CURRENT Practice Guidelines in Primary Care 2024 is written for all clinicians seeking easy access to updated evidence-based guidelines for primary care topics in ambulatory and hospital settings. This handy reference consolidates guideline information from national medical associations and government agencies into concise recommendations covering virtually all primary care topics. This book is organized into topics related to screening and prevention and disease management, and further subdivided into organ systems for quick reference to the evaluation and treatment of the most common primary care disorders.

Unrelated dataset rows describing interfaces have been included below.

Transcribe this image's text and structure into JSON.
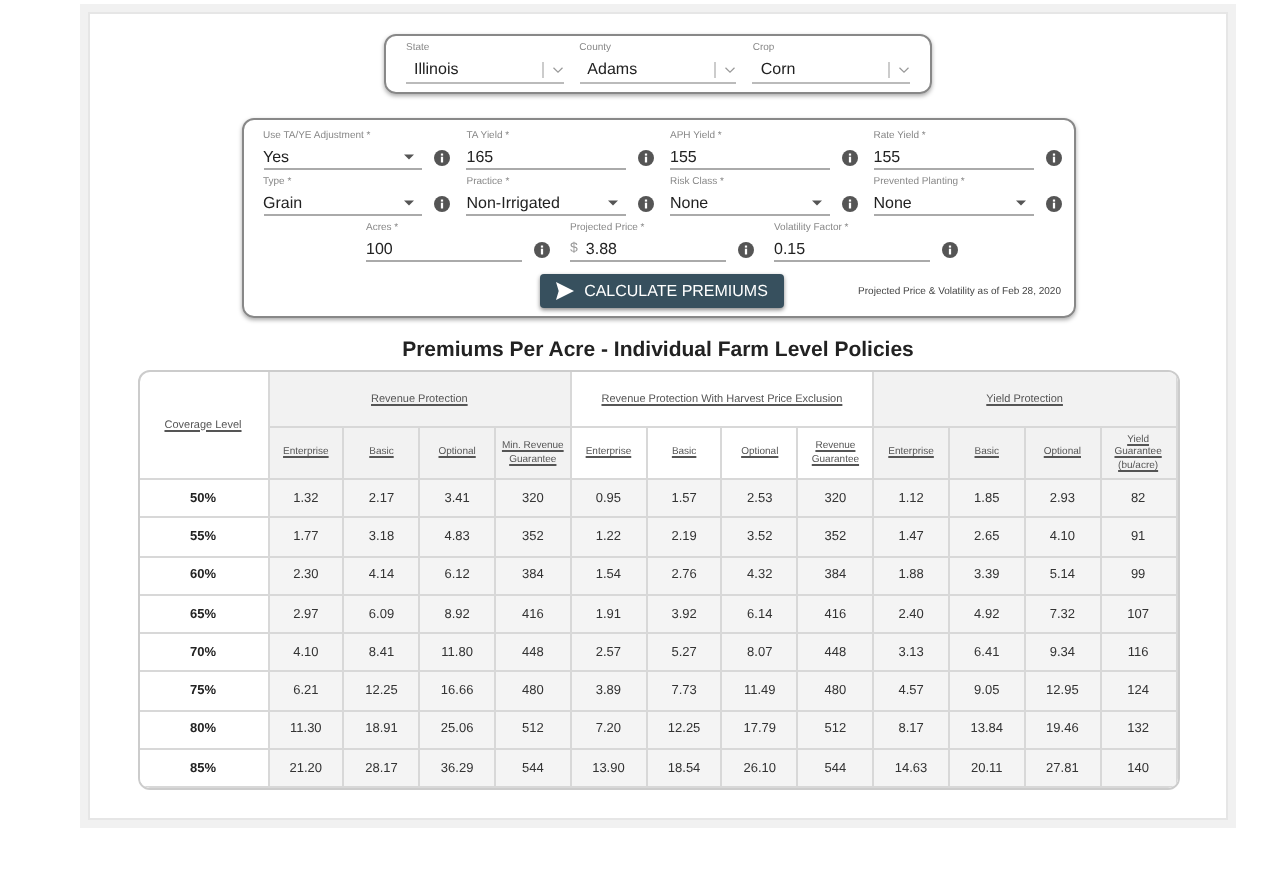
{
  "location": [
    {
      "label": "State",
      "value": "Illinois"
    },
    {
      "label": "County",
      "value": "Adams"
    },
    {
      "label": "Crop",
      "value": "Corn"
    }
  ],
  "form_rows": [
    [
      {
        "label": "Use TA/YE Adjustment *",
        "value": "Yes",
        "kind": "select"
      },
      {
        "label": "TA Yield *",
        "value": "165",
        "kind": "text"
      },
      {
        "label": "APH Yield *",
        "value": "155",
        "kind": "text"
      },
      {
        "label": "Rate Yield *",
        "value": "155",
        "kind": "text"
      }
    ],
    [
      {
        "label": "Type *",
        "value": "Grain",
        "kind": "select"
      },
      {
        "label": "Practice *",
        "value": "Non-Irrigated",
        "kind": "select"
      },
      {
        "label": "Risk Class *",
        "value": "None",
        "kind": "select"
      },
      {
        "label": "Prevented Planting *",
        "value": "None",
        "kind": "select"
      }
    ],
    [
      {
        "label": "Acres *",
        "value": "100",
        "kind": "text"
      },
      {
        "label": "Projected Price *",
        "prefix": "$",
        "value": "3.88",
        "kind": "text"
      },
      {
        "label": "Volatility Factor *",
        "value": "0.15",
        "kind": "text"
      }
    ]
  ],
  "calculate_button": "CALCULATE PREMIUMS",
  "price_note": "Projected Price & Volatility as of Feb 28, 2020",
  "table": {
    "title": "Premiums Per Acre - Individual Farm Level Policies",
    "corner": "Coverage Level",
    "groups": [
      {
        "name": "Revenue Protection",
        "columns": [
          "Enterprise",
          "Basic",
          "Optional",
          "Min. Revenue Guarantee"
        ]
      },
      {
        "name": "Revenue Protection With Harvest Price Exclusion",
        "columns": [
          "Enterprise",
          "Basic",
          "Optional",
          "Revenue Guarantee"
        ]
      },
      {
        "name": "Yield Protection",
        "columns": [
          "Enterprise",
          "Basic",
          "Optional",
          "Yield Guarantee (bu/acre)"
        ]
      }
    ],
    "rows": [
      {
        "level": "50%",
        "cells": [
          "1.32",
          "2.17",
          "3.41",
          "320",
          "0.95",
          "1.57",
          "2.53",
          "320",
          "1.12",
          "1.85",
          "2.93",
          "82"
        ]
      },
      {
        "level": "55%",
        "cells": [
          "1.77",
          "3.18",
          "4.83",
          "352",
          "1.22",
          "2.19",
          "3.52",
          "352",
          "1.47",
          "2.65",
          "4.10",
          "91"
        ]
      },
      {
        "level": "60%",
        "cells": [
          "2.30",
          "4.14",
          "6.12",
          "384",
          "1.54",
          "2.76",
          "4.32",
          "384",
          "1.88",
          "3.39",
          "5.14",
          "99"
        ]
      },
      {
        "level": "65%",
        "cells": [
          "2.97",
          "6.09",
          "8.92",
          "416",
          "1.91",
          "3.92",
          "6.14",
          "416",
          "2.40",
          "4.92",
          "7.32",
          "107"
        ]
      },
      {
        "level": "70%",
        "cells": [
          "4.10",
          "8.41",
          "11.80",
          "448",
          "2.57",
          "5.27",
          "8.07",
          "448",
          "3.13",
          "6.41",
          "9.34",
          "116"
        ]
      },
      {
        "level": "75%",
        "cells": [
          "6.21",
          "12.25",
          "16.66",
          "480",
          "3.89",
          "7.73",
          "11.49",
          "480",
          "4.57",
          "9.05",
          "12.95",
          "124"
        ]
      },
      {
        "level": "80%",
        "cells": [
          "11.30",
          "18.91",
          "25.06",
          "512",
          "7.20",
          "12.25",
          "17.79",
          "512",
          "8.17",
          "13.84",
          "19.46",
          "132"
        ]
      },
      {
        "level": "85%",
        "cells": [
          "21.20",
          "28.17",
          "36.29",
          "544",
          "13.90",
          "18.54",
          "26.10",
          "544",
          "14.63",
          "20.11",
          "27.81",
          "140"
        ]
      }
    ]
  }
}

The 2024 edition of CURRENT Practice Guidelines in Primary Care contains updates reflecting the review of more than 150 new guidelines. There are important updates to several guidelines including the screening/prevention of ASCVD, anxiety disorders in children, pediatric obesity, and breast cancer, and the management of heart failure, type 2 diabetes, obesity, chronic pain disorders, and osteoarthritis. This edition also includes several new topics including screening and prevention of eating disorders; COVID vaccination in pregnancy; prevention of pelvic floor dysfunction; and management of chest pain, left ventricular thrombus, delirium, anal fissures, gastroparesis, interstitial cystitis, uterine fibroids, perioperative anticoagulation, the febrile newborn, molluscum contagiosum, acute otitis media, trichomoniasis, pediatric urinary tract infections, TIA, neonatal hyperbilirubinemia, induction of labor, actinic keratosis, melanoma, and clavicular fractures, chronic hip pain, and chronic shoulder pain. Residents, medical students, mid-level providers, and practicing physicians in family medicine, internal medicine, pediatrics, and obstetrics and gynecology alike will find it a great resource.

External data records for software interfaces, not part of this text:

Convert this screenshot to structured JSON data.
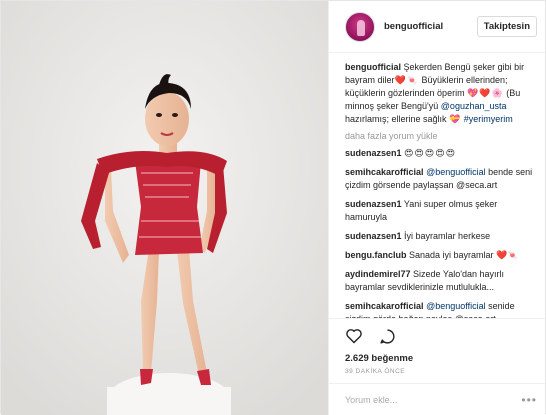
{
  "header": {
    "username": "benguofficial",
    "follow_label": "Takiptesin"
  },
  "caption": {
    "username": "benguofficial",
    "text_1": "Şekerden Bengü şeker gibi bir bayram diler",
    "emoji_1": "❤️🍬",
    "text_2": "Büyüklerin ellerinden; küçüklerin gözlerinden öperim",
    "emoji_2": "💖❤️🌸",
    "text_3": "(Bu minnoş şeker Bengü'yü",
    "mention": "@oguzhan_usta",
    "text_4": "hazırlamış; ellerine sağlık",
    "emoji_3": "💝",
    "hashtag": "#yerimyerim"
  },
  "load_more": "daha fazla yorum yükle",
  "comments": [
    {
      "user": "sudenazsen1",
      "text": "😍😍😍😍😍",
      "mention": ""
    },
    {
      "user": "semihcakarofficial",
      "mention": "@benguofficial",
      "text": "bende seni çizdim görsende paylaşsan @seca.art"
    },
    {
      "user": "sudenazsen1",
      "mention": "",
      "text": "Yani super olmus şeker hamuruyla"
    },
    {
      "user": "sudenazsen1",
      "mention": "",
      "text": "İyi bayramlar herkese"
    },
    {
      "user": "bengu.fanclub",
      "mention": "",
      "text": "Sanada iyi bayramlar ❤️🍬"
    },
    {
      "user": "aydindemirel77",
      "mention": "",
      "text": "Sizede Yalo'dan hayırlı bayramlar sevdiklerinizle mutlulukla..."
    },
    {
      "user": "semihcakarofficial",
      "mention": "@benguofficial",
      "text": "senide çizdim görde beğen paylaş @seca.art"
    }
  ],
  "likes": "2.629 beğenme",
  "time_ago": "39 DAKİKA ÖNCE",
  "comment_placeholder": "Yorum ekle...",
  "more_options": "•••",
  "colors": {
    "dress": "#c8283c",
    "background": "#ebeae8",
    "link": "#003569"
  }
}
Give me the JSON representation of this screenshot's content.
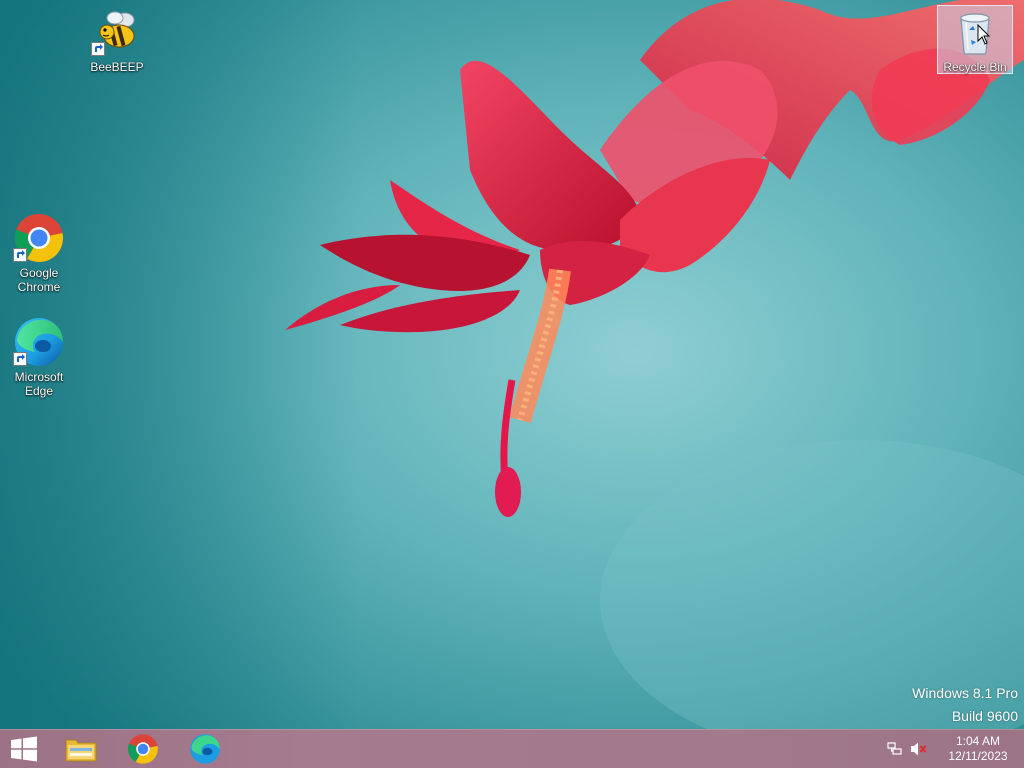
{
  "desktop": {
    "icons": [
      {
        "label": "BeeBEEP"
      },
      {
        "label": "Google Chrome"
      },
      {
        "label": "Microsoft Edge"
      },
      {
        "label": "Recycle Bin"
      }
    ],
    "watermark": {
      "edition": "Windows 8.1 Pro",
      "build": "Build 9600"
    }
  },
  "taskbar": {
    "start_icon": "windows-logo-icon",
    "pinned": [
      {
        "icon": "file-explorer-icon"
      },
      {
        "icon": "chrome-icon"
      },
      {
        "icon": "edge-icon"
      }
    ],
    "tray": {
      "icons": [
        "network-icon",
        "volume-muted-icon"
      ],
      "time": "1:04 AM",
      "date": "12/11/2023"
    }
  },
  "colors": {
    "wallpaper_teal": "#3d9ca3",
    "flower_red": "#e0203c",
    "taskbar": "#a27a8c"
  }
}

Several guidelines include race as a consideration in the approach to care. As purportedly scientific mechanisms to explain racial differences in outcomes can be rooted in biased data, guidelines that suggest differentiating care by race should be considered with caution. Drs. Vyas, Einstein, and Jones offer a thoughtful assessment at N Engl J Med 2020;383:847-882 (https://www.nejm.org/doi/full/10.1056/NEJMms2004740).

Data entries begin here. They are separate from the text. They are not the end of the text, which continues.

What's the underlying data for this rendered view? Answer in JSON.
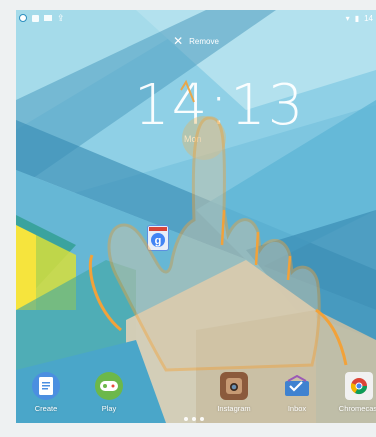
{
  "status_bar": {
    "time": "14"
  },
  "remove": {
    "label": "Remove"
  },
  "lockscreen": {
    "time": "14:13",
    "date_partial": "Mon"
  },
  "folder": {
    "icon": "google-search-icon"
  },
  "dock": {
    "items": [
      {
        "label": "Create",
        "icon": "docs-icon"
      },
      {
        "label": "Play",
        "icon": "play-games-icon"
      },
      {
        "label": "Instagram",
        "icon": "instagram-icon"
      },
      {
        "label": "Inbox",
        "icon": "inbox-icon"
      },
      {
        "label": "Chromecast",
        "icon": "chromecast-icon"
      }
    ]
  },
  "colors": {
    "wallpaper_light": "#9dd6e6",
    "wallpaper_mid": "#5fb5d6",
    "wallpaper_dark": "#2f8fb8",
    "wallpaper_teal": "#3fa6a2",
    "wallpaper_yellow": "#f6e43d",
    "wallpaper_beige": "#d9cfb6",
    "hand_outline": "#f2a23a"
  }
}
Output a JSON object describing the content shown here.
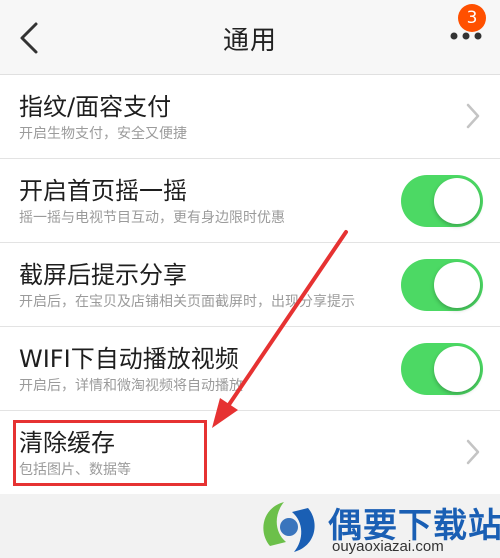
{
  "header": {
    "title": "通用",
    "back_icon": "chevron-left-icon",
    "more_icon": "more-dots-icon",
    "badge_count": "3"
  },
  "settings": [
    {
      "title": "指纹/面容支付",
      "subtitle": "开启生物支付，安全又便捷",
      "control": "chevron"
    },
    {
      "title": "开启首页摇一摇",
      "subtitle": "摇一摇与电视节目互动，更有身边限时优惠",
      "control": "toggle",
      "on": true
    },
    {
      "title": "截屏后提示分享",
      "subtitle": "开启后，在宝贝及店铺相关页面截屏时，出现分享提示",
      "control": "toggle",
      "on": true
    },
    {
      "title": "WIFI下自动播放视频",
      "subtitle": "开启后，详情和微淘视频将自动播放",
      "control": "toggle",
      "on": true
    },
    {
      "title": "清除缓存",
      "subtitle": "包括图片、数据等",
      "control": "chevron"
    }
  ],
  "colors": {
    "toggle_on": "#4cd964",
    "badge": "#ff5000",
    "annotation_red": "#e63232",
    "watermark_blue": "#1a5fb4"
  },
  "watermark": {
    "title": "偶要下载站",
    "url": "ouyaoxiazai.com"
  }
}
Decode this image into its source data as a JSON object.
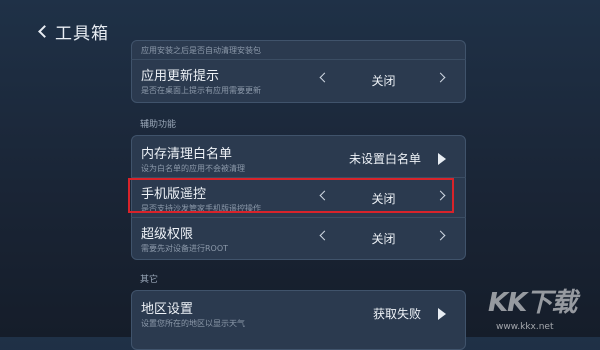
{
  "header": {
    "title": "工具箱"
  },
  "partial_top": {
    "desc": "应用安装之后是否自动清理安装包"
  },
  "rows_top": [
    {
      "title": "应用更新提示",
      "desc": "是否在桌面上提示有应用需要更新",
      "value": "关闭"
    }
  ],
  "section_assist": {
    "label": "辅助功能"
  },
  "rows_assist": [
    {
      "title": "内存清理白名单",
      "desc": "设为白名单的应用不会被清理",
      "value": "未设置白名单"
    },
    {
      "title": "手机版遥控",
      "desc": "是否支持沙发管家手机版遥控操作",
      "value": "关闭"
    },
    {
      "title": "超级权限",
      "desc": "需要先对设备进行ROOT",
      "value": "关闭"
    }
  ],
  "section_other": {
    "label": "其它"
  },
  "rows_other": [
    {
      "title": "地区设置",
      "desc": "设置您所在的地区以显示天气",
      "value": "获取失败"
    }
  ],
  "watermark": {
    "logo": "KK下载",
    "url": "www.kkx.net"
  },
  "colors": {
    "highlight": "#d8232a",
    "card": "#2b3a4f",
    "background": "#1a2536"
  }
}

Although painstaking efforts have been made to find all errors and omissions, some may remain. If you find an error or wish to suggest a change, please contact McGraw Hill: www.mhprofessional.com/contact-us.
Evidence-based guidelines such as those reviewed in this book are wonderful tools. They enable management strategies to be standardized and disseminated to a broad swath of the medical profession. At their best, they offer immediate access to the wisdom and analytical approach to data-driven medical care employed by the experts, elevating the quality of our care. But, as with any human endeavor, they are susceptible to bias and misunderstanding. While evidence-based guidelines increasingly dictate the standards for our clinical practice, the highest quality medical care will always derive from a clinician's experience, curiosity, critical thinking, compassion, and personal relationship with a patient. In that spirit, please use the tools in this book to further hone your craft.
This book is dedicated to all our current and former residents at the Ventura County Medical Center.
Jacob A. David, MD, FAAFP